Agathe Aster is a proud Innu woman who speaks Innu-aimun and has lived her whole life in Sheshatshiu. A mother of four, Agathe is a self-taught artist who has been drawing since she was a child. Agathe has been mentored by other artists in Sheshatshiu, including her grandmother, who she says has always guided her. Her work reflects her passion for her culture, her land, and Innu traditions. The Innu have been on the land for over 6,000 years and some of the designs included in Agathe’s works are based on this long Innu history.
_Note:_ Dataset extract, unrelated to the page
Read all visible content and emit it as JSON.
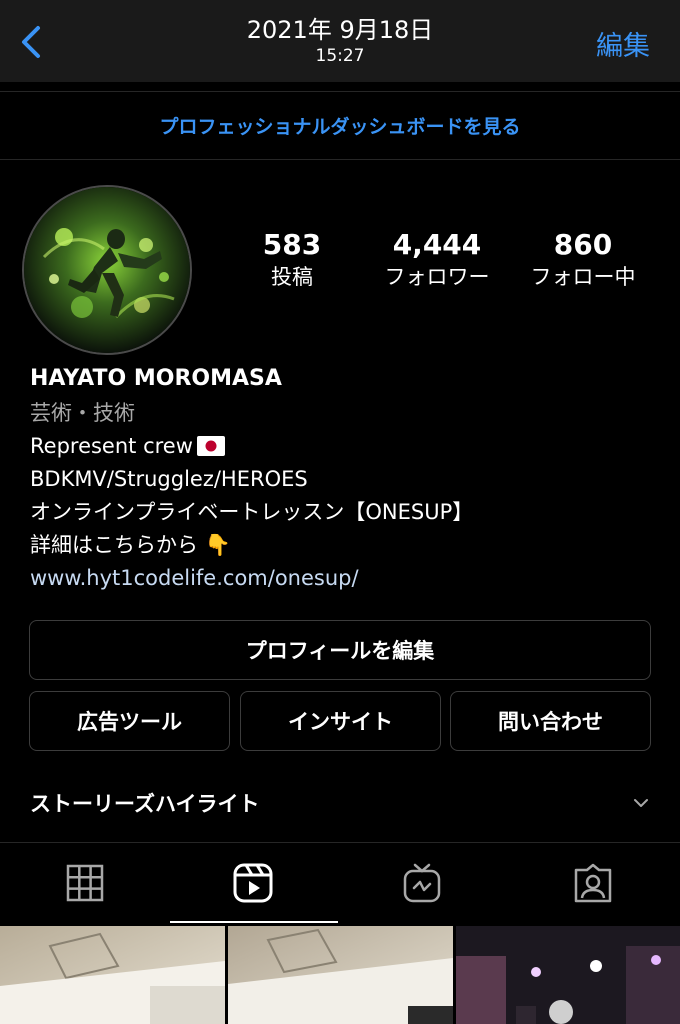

Nancy E. Oakley is a Mi’kmaw/Wampanoag artist. She was raised in Mashpee, Massachusetts, and is now living and working on the Eskasoni First Nation reserve in Cape Breton, Nova Scotia. She is a graduate of the Institute of American Indian Arts in Santa Fe, New Mexico, where she studied photography and pottery. After graduating, she moved to Nova Scotia and studied for a year at the Nova Scotia School of Art and Design, taking courses in photography, ceramics, weaving, and jewelry making, before leaving to start her family. She is now a mother of 6 and grandmother of 4.Through softly curved pottery forms created by hand and on the wheel, Nancy creates culturally significant pieces that imbue her spiritual and traditional knowledge and honour her role as a mother. Her process is a collaboration with the land. Clay harvested from mother earth and shaped by hand. Pieces are stone polished, and smoke fired outdoors with fir tips, seaweed, and sawdust, imprinting beautiful smokey finishes. Her pots are then adorned with traditional Mi’kmaq embellishments such as black ash basketry, beadwork, carved and or painted hieroglyphics and braided sweetgrass.
Marine Atlantic would like to respectfully acknowledge that we operate in Mi'kma'ki, the ancestral and unceded territory of the Mi kmaq Peoples, and on the island of Ktaqmkuk, the unceded, traditional territory of the Beothuk and the Mi'kmaq Peoples. We also acknowledge Labrador as the traditional and ancestral homelands of the Innu of Nitassianan, the Inuit of Nunatsiavut, and the Inuit of NunatuKavut.